One observer said the settlement would offer at least some accountability for a key player in the financial crisis.
"Without the investment-grade ratings bestowed on pools of substandard mortgages, there would have been no mortgage crisis," said Jan Lawrence Handzlik of Los Angeles, a former federal prosecutor who specializes in white-collar criminal defense.
"It's difficult to determine if the penalty ... is too little too late or just about right," he said. "But the resolution of this fraud lawsuit on these terms should have a significant deterrent impact."
The deal also marks an important milestone for the much-criticized ratings business, which today is more stringently regulated but more lucrative than before the crisis.
"It's an important step to closing the books on the financial crisis as it related to the ratings agencies," said Peter P. Appert, an analyst with Piper Jaffray & Co. in San Francisco.
With the agreement in hand, federal authorities now are taking aim at S&P's key rival,
Under the terms of the expected S&P settlement, half the payment, $687.5 million, will go to the
The bulk of the California settlement will go to the state's two major public pension funds, the
S&P, which denied the allegations and said emails about the Japanese deal were taken out of context, also said the federal lawsuit was brought in retaliation for the company's decision to downgrade U.S. debt during the 2011 budget standoff between President Obama and congressional Republicans.
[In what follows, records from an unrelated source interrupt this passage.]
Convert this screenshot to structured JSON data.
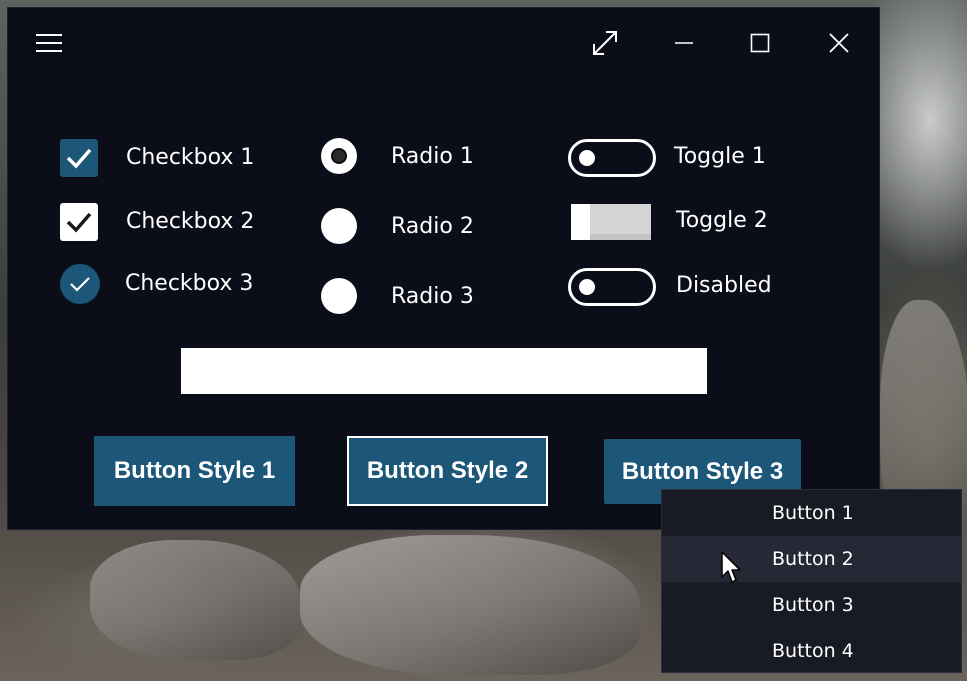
{
  "checkboxes": [
    {
      "label": "Checkbox 1",
      "checked": true
    },
    {
      "label": "Checkbox 2",
      "checked": true
    },
    {
      "label": "Checkbox 3",
      "checked": true
    }
  ],
  "radios": [
    {
      "label": "Radio 1",
      "selected": true
    },
    {
      "label": "Radio 2",
      "selected": false
    },
    {
      "label": "Radio 3",
      "selected": false
    }
  ],
  "toggles": [
    {
      "label": "Toggle 1",
      "on": false
    },
    {
      "label": "Toggle 2",
      "on": false
    },
    {
      "label": "Disabled",
      "on": false
    }
  ],
  "textbox": {
    "value": "",
    "placeholder": ""
  },
  "buttons": [
    {
      "label": "Button Style 1"
    },
    {
      "label": "Button Style 2"
    },
    {
      "label": "Button Style 3"
    }
  ],
  "menu": {
    "items": [
      {
        "label": "Button 1"
      },
      {
        "label": "Button 2"
      },
      {
        "label": "Button 3"
      },
      {
        "label": "Button 4"
      }
    ],
    "hovered_index": 1
  },
  "colors": {
    "window_bg": "#0b0e19",
    "accent": "#1c5679",
    "menu_bg": "#181a24",
    "menu_hover": "#262935"
  }
}
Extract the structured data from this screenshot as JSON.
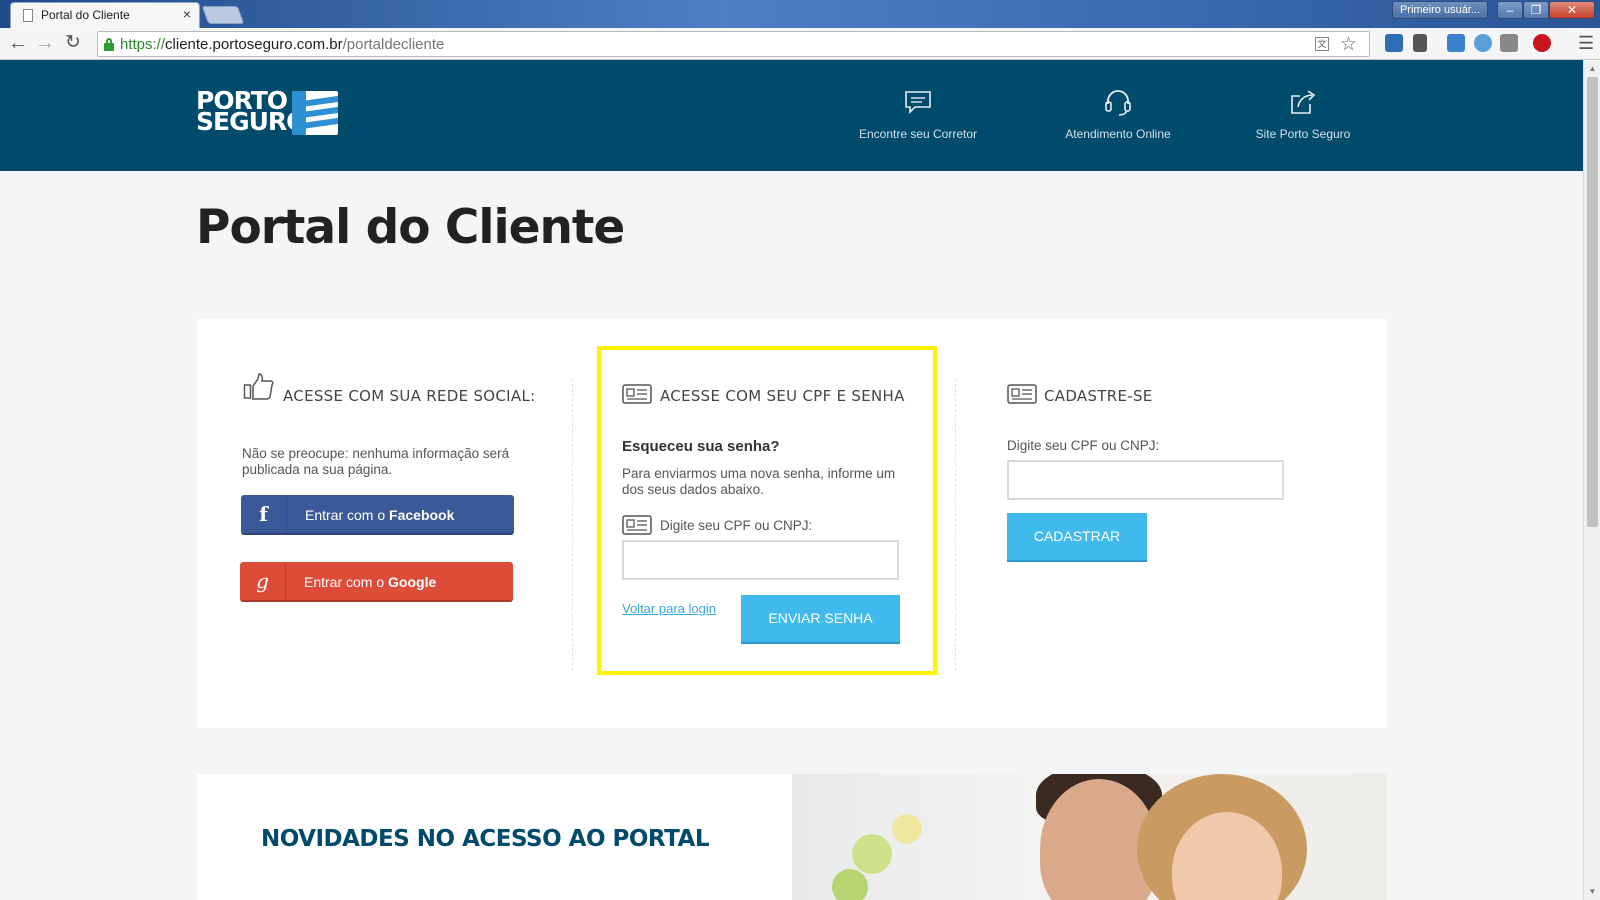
{
  "browser": {
    "tab_title": "Portal do Cliente",
    "tab_close": "×",
    "profile_label": "Primeiro usuár...",
    "window_min": "–",
    "window_max": "❐",
    "window_close": "✕",
    "url_scheme": "https://",
    "url_host": "cliente.portoseguro.com.br",
    "url_path": "/portaldecliente",
    "icons": [
      "back-arrow-icon",
      "forward-arrow-icon",
      "reload-icon",
      "lock-icon",
      "translate-icon",
      "star-icon",
      "menu-icon"
    ]
  },
  "header": {
    "logo_line1": "PORTO",
    "logo_line2": "SEGURO",
    "links": [
      {
        "label": "Encontre seu Corretor",
        "icon": "chat-bubble-icon"
      },
      {
        "label": "Atendimento Online",
        "icon": "headset-icon"
      },
      {
        "label": "Site Porto Seguro",
        "icon": "external-link-icon"
      }
    ]
  },
  "page": {
    "title": "Portal do Cliente"
  },
  "social": {
    "heading": "ACESSE COM SUA REDE SOCIAL:",
    "note": "Não se preocupe: nenhuma informação será publicada na sua página.",
    "facebook_prefix": "Entrar com o ",
    "facebook_brand": "Facebook",
    "facebook_glyph": "f",
    "google_prefix": "Entrar com o ",
    "google_brand": "Google",
    "google_glyph": "g"
  },
  "cpf_login": {
    "heading": "ACESSE COM SEU CPF E SENHA",
    "forgot_title": "Esqueceu sua senha?",
    "forgot_text": "Para enviarmos uma nova senha, informe um dos seus dados abaixo.",
    "field_label": "Digite seu CPF ou CNPJ:",
    "field_value": "",
    "back_link": "Voltar para login",
    "submit_label": "ENVIAR SENHA"
  },
  "register": {
    "heading": "CADASTRE-SE",
    "field_label": "Digite seu CPF ou CNPJ:",
    "field_value": "",
    "submit_label": "CADASTRAR"
  },
  "news": {
    "title": "NOVIDADES NO ACESSO AO PORTAL"
  },
  "colors": {
    "header_bg": "#004a6b",
    "accent_blue": "#40b9ec",
    "facebook": "#3b5998",
    "google": "#dd4b39",
    "highlight": "#fff200"
  }
}
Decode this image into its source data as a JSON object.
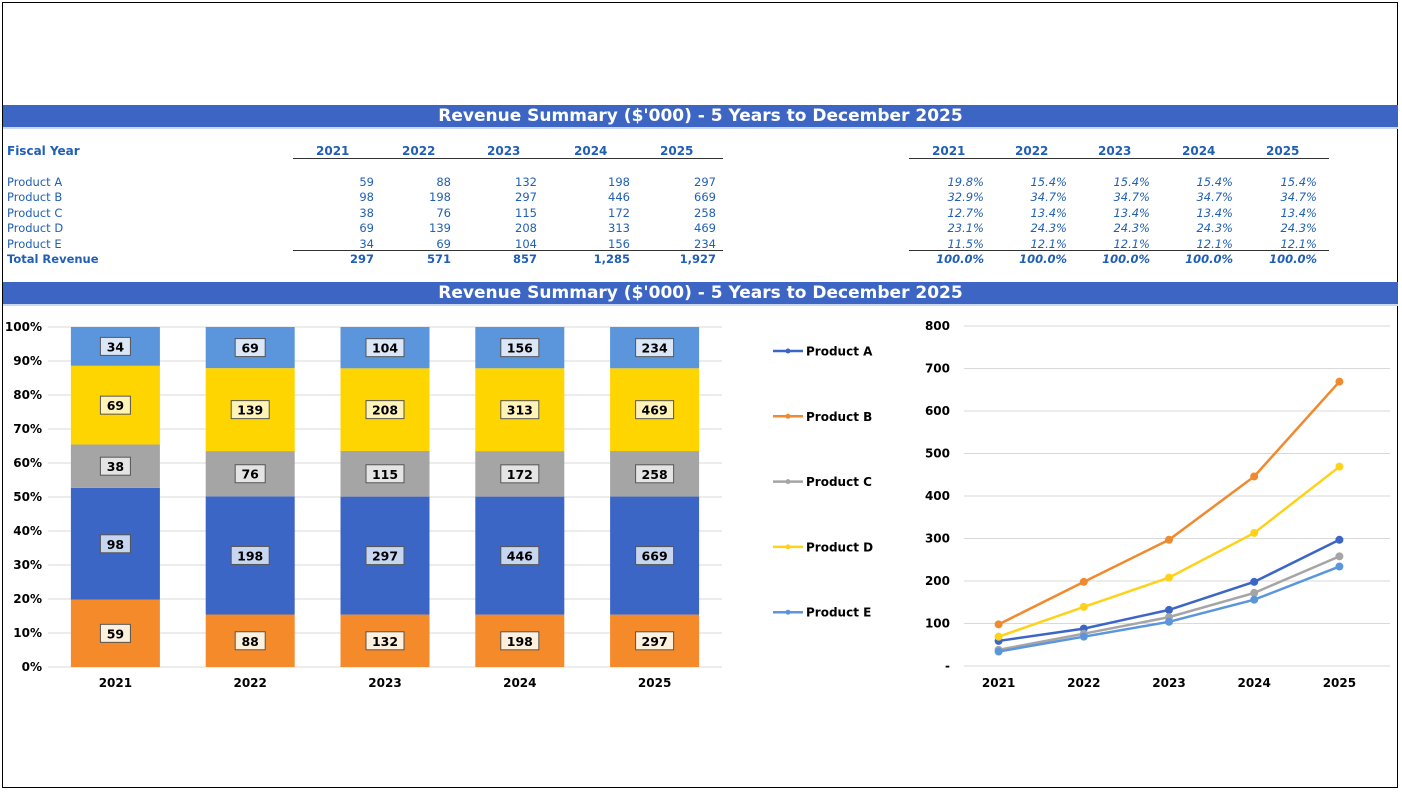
{
  "banner_top": "Revenue Summary ($'000) - 5 Years to December 2025",
  "banner_charts": "Revenue Summary ($'000) - 5 Years to December 2025",
  "table": {
    "row_header": "Fiscal Year",
    "years": [
      "2021",
      "2022",
      "2023",
      "2024",
      "2025"
    ],
    "rows": [
      {
        "label": "Product A",
        "values": [
          "59",
          "88",
          "132",
          "198",
          "297"
        ],
        "pcts": [
          "19.8%",
          "15.4%",
          "15.4%",
          "15.4%",
          "15.4%"
        ]
      },
      {
        "label": "Product B",
        "values": [
          "98",
          "198",
          "297",
          "446",
          "669"
        ],
        "pcts": [
          "32.9%",
          "34.7%",
          "34.7%",
          "34.7%",
          "34.7%"
        ]
      },
      {
        "label": "Product C",
        "values": [
          "38",
          "76",
          "115",
          "172",
          "258"
        ],
        "pcts": [
          "12.7%",
          "13.4%",
          "13.4%",
          "13.4%",
          "13.4%"
        ]
      },
      {
        "label": "Product D",
        "values": [
          "69",
          "139",
          "208",
          "313",
          "469"
        ],
        "pcts": [
          "23.1%",
          "24.3%",
          "24.3%",
          "24.3%",
          "24.3%"
        ]
      },
      {
        "label": "Product E",
        "values": [
          "34",
          "69",
          "104",
          "156",
          "234"
        ],
        "pcts": [
          "11.5%",
          "12.1%",
          "12.1%",
          "12.1%",
          "12.1%"
        ]
      }
    ],
    "total": {
      "label": "Total Revenue",
      "values": [
        "297",
        "571",
        "857",
        "1,285",
        "1,927"
      ],
      "pcts": [
        "100.0%",
        "100.0%",
        "100.0%",
        "100.0%",
        "100.0%"
      ]
    }
  },
  "chart_data": [
    {
      "type": "bar",
      "stacked": "percent",
      "title": "",
      "categories": [
        "2021",
        "2022",
        "2023",
        "2024",
        "2025"
      ],
      "ylim": [
        0,
        100
      ],
      "yticks": [
        "0%",
        "10%",
        "20%",
        "30%",
        "40%",
        "50%",
        "60%",
        "70%",
        "80%",
        "90%",
        "100%"
      ],
      "grid": true,
      "series": [
        {
          "name": "Product A",
          "values": [
            59,
            88,
            132,
            198,
            297
          ],
          "color": "#f58a2a",
          "label_bg": "#fdf0dd"
        },
        {
          "name": "Product B",
          "values": [
            98,
            198,
            297,
            446,
            669
          ],
          "color": "#3c66c6",
          "label_bg": "#c6d6f0"
        },
        {
          "name": "Product C",
          "values": [
            38,
            76,
            115,
            172,
            258
          ],
          "color": "#a5a5a5",
          "label_bg": "#e4e4e4"
        },
        {
          "name": "Product D",
          "values": [
            69,
            139,
            208,
            313,
            469
          ],
          "color": "#ffd500",
          "label_bg": "#fff3b8"
        },
        {
          "name": "Product E",
          "values": [
            34,
            69,
            104,
            156,
            234
          ],
          "color": "#5b96dd",
          "label_bg": "#dbe6f6"
        }
      ]
    },
    {
      "type": "line",
      "title": "",
      "categories": [
        "2021",
        "2022",
        "2023",
        "2024",
        "2025"
      ],
      "ylim": [
        0,
        800
      ],
      "yticks": [
        "-",
        "100",
        "200",
        "300",
        "400",
        "500",
        "600",
        "700",
        "800"
      ],
      "grid": true,
      "legend": "left",
      "series": [
        {
          "name": "Product A",
          "values": [
            59,
            88,
            132,
            198,
            297
          ],
          "color": "#3c66c6"
        },
        {
          "name": "Product B",
          "values": [
            98,
            198,
            297,
            446,
            669
          ],
          "color": "#f08a2e"
        },
        {
          "name": "Product C",
          "values": [
            38,
            76,
            115,
            172,
            258
          ],
          "color": "#a5a5a5"
        },
        {
          "name": "Product D",
          "values": [
            69,
            139,
            208,
            313,
            469
          ],
          "color": "#ffd21a"
        },
        {
          "name": "Product E",
          "values": [
            34,
            69,
            104,
            156,
            234
          ],
          "color": "#5b96dd"
        }
      ]
    }
  ]
}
The settlement is expected to say that S&P didn't find evidence to support the claim.
The decision to allow S&P to settle without admitting to fraud was a key concession also won by other major financial institutions in prior settlements with the Justice Department and the states. The agreement's statement of facts is not expected to contain any finding of a violation of law, a person with knowledge of the agreement said.
The statement, however, is expected to say that the company was aware of deteriorating conditions in the mortgage market that would normally require it to warn investors by lowering ratings on the bonds, an action known as a downgrade, according to another person familiar with the matter.
The company failed to downgrade the bonds out of concern for losing business from Wall Street banks, which issued the bonds and paid for the ratings, this person said.
Spokespeople for S&P, the California attorney general's office and the Justice Department declined to comment.
The settlement would be one more turn in the long and painful process of digging out of the financial crisis of 2008, which centered on the mortgage market and the type of mortgage-backed securities rated by S&P, Moody's and their smaller rival, Fitch Ratings Inc.
As the housing market heated up in the mid-2000s, Wall Street banks rushed to market hundreds of billions of dollars worth of high-yielding, mortgage-related securities, each of which required a rating on their credit quality by one of the three firms that dominated the market.
Government investigations later faulted the raters, which are paid by the Wall Street firms whose bonds they rate, for conflicts of interests and said the companies lowered their credit standards to win new business. As the housing market faltered, the securities, many of them rated AAA, crashed in value, sending global financial markets into a tailspin.
The 2011 Financial Crisis Inquiry Commission called the rating companies "essential cogs in the wheel of financial destruction."
Already, financial institutions in the U.S. and Europe have agreed to pay more than $178 billion in total litigation costs stemming from the crisis, according to a December study by Boston Consulting Group, including high-profile settlements between government agencies and
The federal suit was filed in U.S. District Court in Santa Ana, where federal prosecutors have deep experience bringing cases under the powerful Financial Institutions Reform, Recovery and Enforcement Act of 1989.
FIRREA, enacted to deal with the savings-and-loan crisis, imposes stiff financial penalties for causing losses at government-insured banks. The S&P lawsuit was the first major FIRREA case filed in the wake of the financial crisis.
Still, S&P and its competitors retain an effective oligopoly on the business. Piper Jaffray's Appert said the three companies today control 95% of the global ratings market, about the same as before the crisis.
S&P's revenue, about $2.4 billion last year, according to Appert, is higher than its pre-crisis peak.
From an investor standpoint, Appert said, the settlement is good news. On Monday, shares of S&P's parent company, New York publisher McGraw Hill Financial Inc., gained 86 cents, or about 1%, to $90.30.